**YOUR GOAL**
Images don't belong in the copy. Output the rest of the data exactly.

**ENTRIES SUPPLIED**
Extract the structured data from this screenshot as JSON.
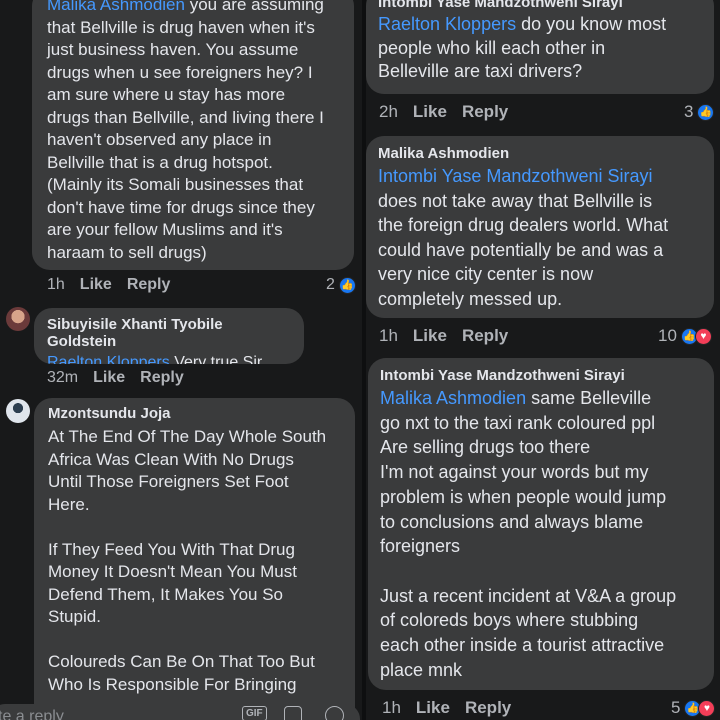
{
  "left": {
    "comment1": {
      "mention": "Malika Ashmodien",
      "text_first": " you are assuming",
      "text_rest": "that Bellville is drug haven when it's\njust business haven. You assume\ndrugs when u see foreigners hey? I\nam sure where u stay has more\ndrugs than Bellville, and living there I\nhaven't observed any place in\nBellville that is a drug hotspot.\n(Mainly its Somali businesses that\ndon't have time for drugs since they\nare your fellow Muslims and it's\nharaam to sell drugs)",
      "time": "1h",
      "like": "Like",
      "reply": "Reply",
      "reactions": "2"
    },
    "comment2": {
      "author": "Sibuyisile Xhanti Tyobile Goldstein",
      "mention": "Raelton Kloppers",
      "text": " Very true Sir",
      "time": "32m",
      "like": "Like",
      "reply": "Reply"
    },
    "comment3": {
      "author": "Mzontsundu Joja",
      "text": "At The End Of The Day Whole South\nAfrica Was Clean With No Drugs\nUntil Those Foreigners Set Foot\nHere.\n\nIf They Feed You With That Drug\nMoney It Doesn't Mean You Must\nDefend Them, It Makes You So\nStupid.\n\nColoureds Can Be On That Too But\nWho Is Responsible For Bringing"
    },
    "input": {
      "placeholder": "te a reply",
      "gif": "GIF"
    }
  },
  "right": {
    "comment1": {
      "author": "Intombi Yase Mandzothweni Sirayi",
      "mention": "Raelton Kloppers",
      "text_first": " do you know most",
      "text_rest": "people who kill each other in\nBelleville are taxi drivers?",
      "time": "2h",
      "like": "Like",
      "reply": "Reply",
      "reactions": "3"
    },
    "comment2": {
      "author": "Malika Ashmodien",
      "mention": "Intombi Yase Mandzothweni Sirayi",
      "text": "does not take away that Bellville is\nthe foreign drug dealers world. What\ncould have potentially be and was a\nvery nice city center is now\ncompletely messed up.",
      "time": "1h",
      "like": "Like",
      "reply": "Reply",
      "reactions": "10"
    },
    "comment3": {
      "author": "Intombi Yase Mandzothweni Sirayi",
      "mention": "Malika Ashmodien",
      "text_first": " same Belleville",
      "text_rest": "go nxt to the taxi rank coloured ppl\nAre selling drugs too there\nI'm not against your words but my\nproblem is when people would jump\nto conclusions and always blame\nforeigners\n\nJust a recent incident at V&A a group\nof coloreds boys where stubbing\neach other inside a tourist attractive\nplace mnk",
      "time": "1h",
      "like": "Like",
      "reply": "Reply",
      "reactions": "5"
    }
  },
  "icons": {
    "like": "thumbs-up-icon",
    "love": "heart-icon"
  },
  "colors": {
    "background": "#18191a",
    "bubble": "#3a3b3c",
    "text": "#e4e6eb",
    "mention": "#4599ff",
    "meta": "#b0b3b8",
    "like_blue": "#1877f2",
    "love_red": "#f33e58"
  }
}
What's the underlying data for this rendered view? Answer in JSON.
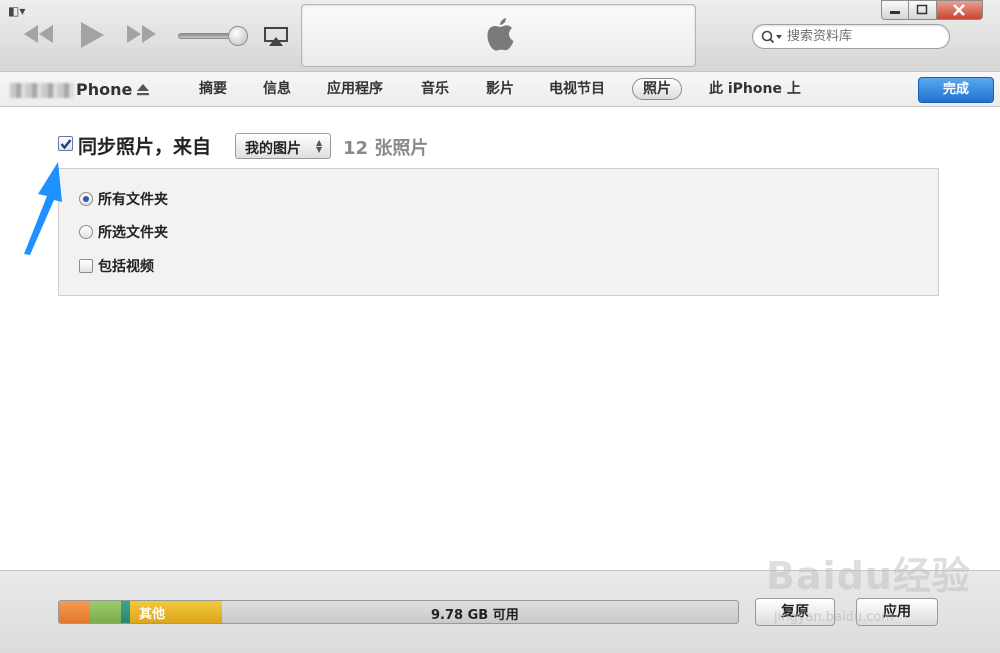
{
  "player": {
    "search_placeholder": "搜索资料库"
  },
  "device": {
    "name": "Phone"
  },
  "tabs": [
    {
      "label": "摘要"
    },
    {
      "label": "信息"
    },
    {
      "label": "应用程序"
    },
    {
      "label": "音乐"
    },
    {
      "label": "影片"
    },
    {
      "label": "电视节目"
    },
    {
      "label": "照片",
      "active": true
    },
    {
      "label": "此 iPhone 上"
    }
  ],
  "done_label": "完成",
  "sync": {
    "checked": true,
    "label": "同步照片，来自",
    "source": "我的图片",
    "count": "12 张照片"
  },
  "options": [
    {
      "type": "radio",
      "label": "所有文件夹",
      "checked": true
    },
    {
      "type": "radio",
      "label": "所选文件夹",
      "checked": false
    },
    {
      "type": "checkbox",
      "label": "包括视频",
      "checked": false
    }
  ],
  "storage": {
    "other_label": "其他",
    "free_label": "9.78 GB 可用"
  },
  "buttons": {
    "restore": "复原",
    "apply": "应用"
  },
  "watermark": {
    "text": "Baidu经验",
    "sub": "jingyan.baidu.com"
  },
  "colors": {
    "accent_blue": "#1f73cf",
    "arrow_blue": "#1e90ff",
    "storage_orange": "#e1782d",
    "storage_green": "#7aac4b",
    "storage_teal": "#2b8572",
    "storage_yellow": "#dca51b"
  }
}
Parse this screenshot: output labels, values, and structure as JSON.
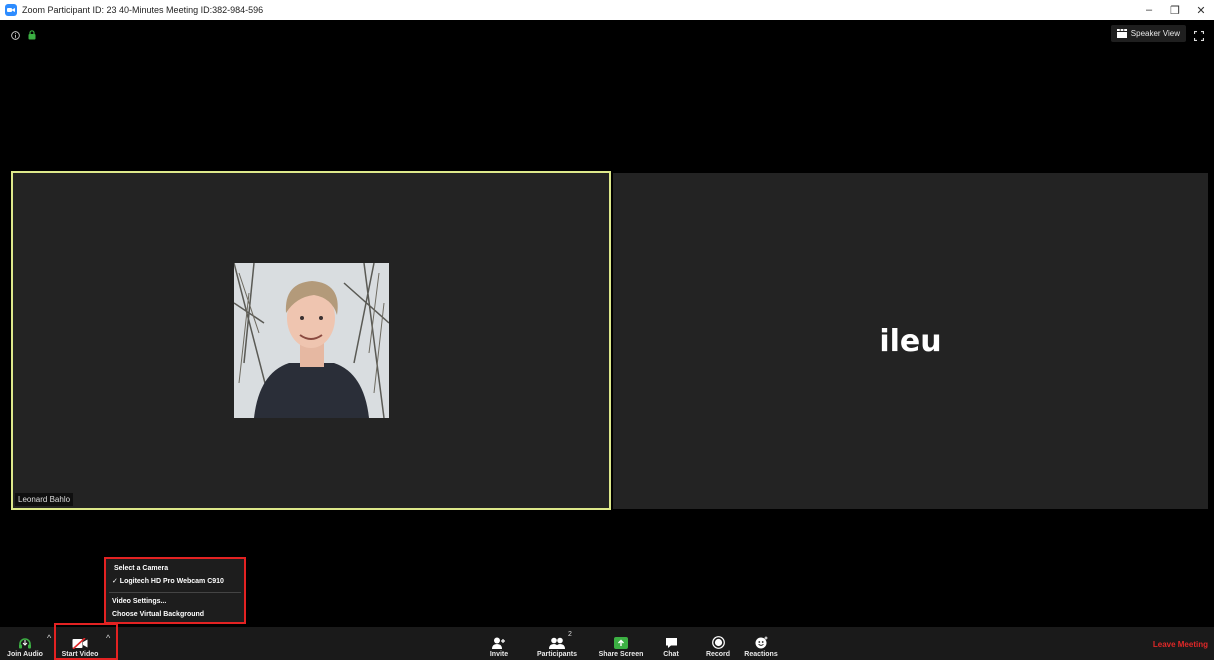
{
  "window": {
    "title": "Zoom Participant ID: 23   40-Minutes Meeting ID:382-984-596",
    "minimize": "–",
    "restore": "❐",
    "close": "✕"
  },
  "view": {
    "speaker_view_label": "Speaker View"
  },
  "tiles": {
    "left_name": "Leonard Bahlo",
    "right_name": "ileu"
  },
  "camera_menu": {
    "heading": "Select a Camera",
    "selected_camera": "✓ Logitech HD Pro Webcam C910",
    "video_settings": "Video Settings...",
    "virtual_background": "Choose Virtual Background"
  },
  "toolbar": {
    "join_audio": "Join Audio",
    "start_video": "Start Video",
    "invite": "Invite",
    "participants": "Participants",
    "participants_count": "2",
    "share_screen": "Share Screen",
    "chat": "Chat",
    "record": "Record",
    "reactions": "Reactions",
    "leave_meeting": "Leave Meeting"
  },
  "colors": {
    "accent_green": "#3cb043",
    "active_border": "#dde88a",
    "highlight_red": "#e32222",
    "leave_red": "#e02828"
  }
}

**EXPECTED OUTPUT**
Extract the structured data from this screenshot as JSON.
{
  "left": {
    "comment1": {
      "mention": "Malika Ashmodien",
      "text_first": " you are assuming",
      "text_rest": "that Bellville is drug haven when it's\njust business haven. You assume\ndrugs when u see foreigners hey? I\nam sure where u stay has more\ndrugs than Bellville, and living there I\nhaven't observed any place in\nBellville that is a drug hotspot.\n(Mainly its Somali businesses that\ndon't have time for drugs since they\nare your fellow Muslims and it's\nharaam to sell drugs)",
      "time": "1h",
      "like": "Like",
      "reply": "Reply",
      "reactions": "2"
    },
    "comment2": {
      "author": "Sibuyisile Xhanti Tyobile Goldstein",
      "mention": "Raelton Kloppers",
      "text": " Very true Sir",
      "time": "32m",
      "like": "Like",
      "reply": "Reply"
    },
    "comment3": {
      "author": "Mzontsundu Joja",
      "text": "At The End Of The Day Whole South\nAfrica Was Clean With No Drugs\nUntil Those Foreigners Set Foot\nHere.\n\nIf They Feed You With That Drug\nMoney It Doesn't Mean You Must\nDefend Them, It Makes You So\nStupid.\n\nColoureds Can Be On That Too But\nWho Is Responsible For Bringing"
    },
    "input": {
      "placeholder": "te a reply",
      "gif": "GIF"
    }
  },
  "right": {
    "comment1": {
      "author": "Intombi Yase Mandzothweni Sirayi",
      "mention": "Raelton Kloppers",
      "text_first": " do you know most",
      "text_rest": "people who kill each other in\nBelleville are taxi drivers?",
      "time": "2h",
      "like": "Like",
      "reply": "Reply",
      "reactions": "3"
    },
    "comment2": {
      "author": "Malika Ashmodien",
      "mention": "Intombi Yase Mandzothweni Sirayi",
      "text": "does not take away that Bellville is\nthe foreign drug dealers world. What\ncould have potentially be and was a\nvery nice city center is now\ncompletely messed up.",
      "time": "1h",
      "like": "Like",
      "reply": "Reply",
      "reactions": "10"
    },
    "comment3": {
      "author": "Intombi Yase Mandzothweni Sirayi",
      "mention": "Malika Ashmodien",
      "text_first": " same Belleville",
      "text_rest": "go nxt to the taxi rank coloured ppl\nAre selling drugs too there\nI'm not against your words but my\nproblem is when people would jump\nto conclusions and always blame\nforeigners\n\nJust a recent incident at V&A a group\nof coloreds boys where stubbing\neach other inside a tourist attractive\nplace mnk",
      "time": "1h",
      "like": "Like",
      "reply": "Reply",
      "reactions": "5"
    }
  },
  "icons": {
    "like": "thumbs-up-icon",
    "love": "heart-icon"
  },
  "colors": {
    "background": "#18191a",
    "bubble": "#3a3b3c",
    "text": "#e4e6eb",
    "mention": "#4599ff",
    "meta": "#b0b3b8",
    "like_blue": "#1877f2",
    "love_red": "#f33e58"
  }
}
What's the underlying data for this rendered view? Answer in JSON.
{
  "player": {
    "search_placeholder": "搜索资料库"
  },
  "device": {
    "name": "Phone"
  },
  "tabs": [
    {
      "label": "摘要"
    },
    {
      "label": "信息"
    },
    {
      "label": "应用程序"
    },
    {
      "label": "音乐"
    },
    {
      "label": "影片"
    },
    {
      "label": "电视节目"
    },
    {
      "label": "照片",
      "active": true
    },
    {
      "label": "此 iPhone 上"
    }
  ],
  "done_label": "完成",
  "sync": {
    "checked": true,
    "label": "同步照片，来自",
    "source": "我的图片",
    "count": "12 张照片"
  },
  "options": [
    {
      "type": "radio",
      "label": "所有文件夹",
      "checked": true
    },
    {
      "type": "radio",
      "label": "所选文件夹",
      "checked": false
    },
    {
      "type": "checkbox",
      "label": "包括视频",
      "checked": false
    }
  ],
  "storage": {
    "other_label": "其他",
    "free_label": "9.78 GB 可用"
  },
  "buttons": {
    "restore": "复原",
    "apply": "应用"
  },
  "watermark": {
    "text": "Baidu经验",
    "sub": "jingyan.baidu.com"
  },
  "colors": {
    "accent_blue": "#1f73cf",
    "arrow_blue": "#1e90ff",
    "storage_orange": "#e1782d",
    "storage_green": "#7aac4b",
    "storage_teal": "#2b8572",
    "storage_yellow": "#dca51b"
  }
}
Parse this screenshot: output labels, values, and structure as JSON.
{
  "window": {
    "title": "Zoom Participant ID: 23   40-Minutes Meeting ID:382-984-596",
    "minimize": "–",
    "restore": "❐",
    "close": "✕"
  },
  "view": {
    "speaker_view_label": "Speaker View"
  },
  "tiles": {
    "left_name": "Leonard Bahlo",
    "right_name": "ileu"
  },
  "camera_menu": {
    "heading": "Select a Camera",
    "selected_camera": "✓ Logitech HD Pro Webcam C910",
    "video_settings": "Video Settings...",
    "virtual_background": "Choose Virtual Background"
  },
  "toolbar": {
    "join_audio": "Join Audio",
    "start_video": "Start Video",
    "invite": "Invite",
    "participants": "Participants",
    "participants_count": "2",
    "share_screen": "Share Screen",
    "chat": "Chat",
    "record": "Record",
    "reactions": "Reactions",
    "leave_meeting": "Leave Meeting"
  },
  "colors": {
    "accent_green": "#3cb043",
    "active_border": "#dde88a",
    "highlight_red": "#e32222",
    "leave_red": "#e02828"
  }
}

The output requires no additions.